Because of all this, it leaves an especially bad taste in the mouth when you lash out at a young social media manager for implying that, due to bad results, you might be missing a legendary former member of your squad. It is beyond petty to take to Twitter to lash out at a broadcaster who says that you appear to have lost the hunger you had in 2016 (which would be an understandable reality by the way) and whine endlessly about how hard you work. The truly mean-spirited would point out if you’re working so hard and failing so consistently it might be time to quit. There were no such suggestions here because people still remember the Brazilian core of old.

We remember the team that came from nowhere to shock the world and win the country’s first CS:GO Major. We remember the style and swagger, the never-say-die attitude that meant until 16 rounds were on the board you could never be counted out of a match. We allowed the gamesmanship because it came alongside a healthy dose of showmanship. And we remember the gestures of giving back to the scene such as streaming to raise money for South African team Bravado because of their desire to come from a scene hampered by a lack of economic opportunity but go on to be among the best mirrored your own journey.

Since joining MiBR this has become a distant memory. Now what remains is a group of players too egotistical to see their own faults and labor under the delusion that everything else has changed while they remained the same. You’ve shown spite to your fellow pros, including youngsters who aspire to be like you. You’ve cheated while accusing the innocent of cheating themselves. You’ve diminished the achievements of teams that right now are better than you. In doing all of this you have taken a brand that should be a source of national pride and turned it into a bad joke, one that will never recover from the reputational damage you have all done to it. When your old colleague Lincoln ‘fnx’ Lau said “if MiBR comes back it will be a joke in my humble opinion, they will ruin a name that was once well represented” he couldn’t have known how right he would be.

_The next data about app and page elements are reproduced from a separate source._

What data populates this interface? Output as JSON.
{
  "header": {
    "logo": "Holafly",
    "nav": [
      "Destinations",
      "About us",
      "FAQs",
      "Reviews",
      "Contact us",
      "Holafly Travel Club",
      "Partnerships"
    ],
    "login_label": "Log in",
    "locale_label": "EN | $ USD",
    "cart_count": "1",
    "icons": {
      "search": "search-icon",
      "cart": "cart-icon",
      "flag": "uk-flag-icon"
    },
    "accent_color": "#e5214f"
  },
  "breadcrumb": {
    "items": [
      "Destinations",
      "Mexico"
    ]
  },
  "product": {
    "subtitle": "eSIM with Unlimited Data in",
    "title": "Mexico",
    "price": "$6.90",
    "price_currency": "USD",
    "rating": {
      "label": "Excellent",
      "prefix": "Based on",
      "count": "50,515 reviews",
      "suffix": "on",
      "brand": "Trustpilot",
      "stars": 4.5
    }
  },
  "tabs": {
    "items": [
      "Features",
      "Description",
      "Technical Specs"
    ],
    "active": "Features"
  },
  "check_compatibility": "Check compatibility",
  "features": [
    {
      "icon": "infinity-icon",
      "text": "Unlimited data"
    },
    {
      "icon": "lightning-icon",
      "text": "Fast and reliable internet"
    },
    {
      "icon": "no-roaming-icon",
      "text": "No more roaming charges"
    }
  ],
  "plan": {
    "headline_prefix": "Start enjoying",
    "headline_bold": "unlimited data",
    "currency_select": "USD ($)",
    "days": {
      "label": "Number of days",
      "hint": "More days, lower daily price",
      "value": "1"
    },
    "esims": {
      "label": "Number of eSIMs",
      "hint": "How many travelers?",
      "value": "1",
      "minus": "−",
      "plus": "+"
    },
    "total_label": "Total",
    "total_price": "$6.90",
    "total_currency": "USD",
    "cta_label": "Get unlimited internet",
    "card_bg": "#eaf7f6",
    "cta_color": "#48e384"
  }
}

Regardless of whether or not this farce is allowed to continue by the people that sign the checks after two years, it is too late to change what you’ve turned your legacy in to. It could have been one of the greatest stories esports had ever seen. Instead, it has become the all too typical one about unchecked power, ego and greed, and we had plenty of those already.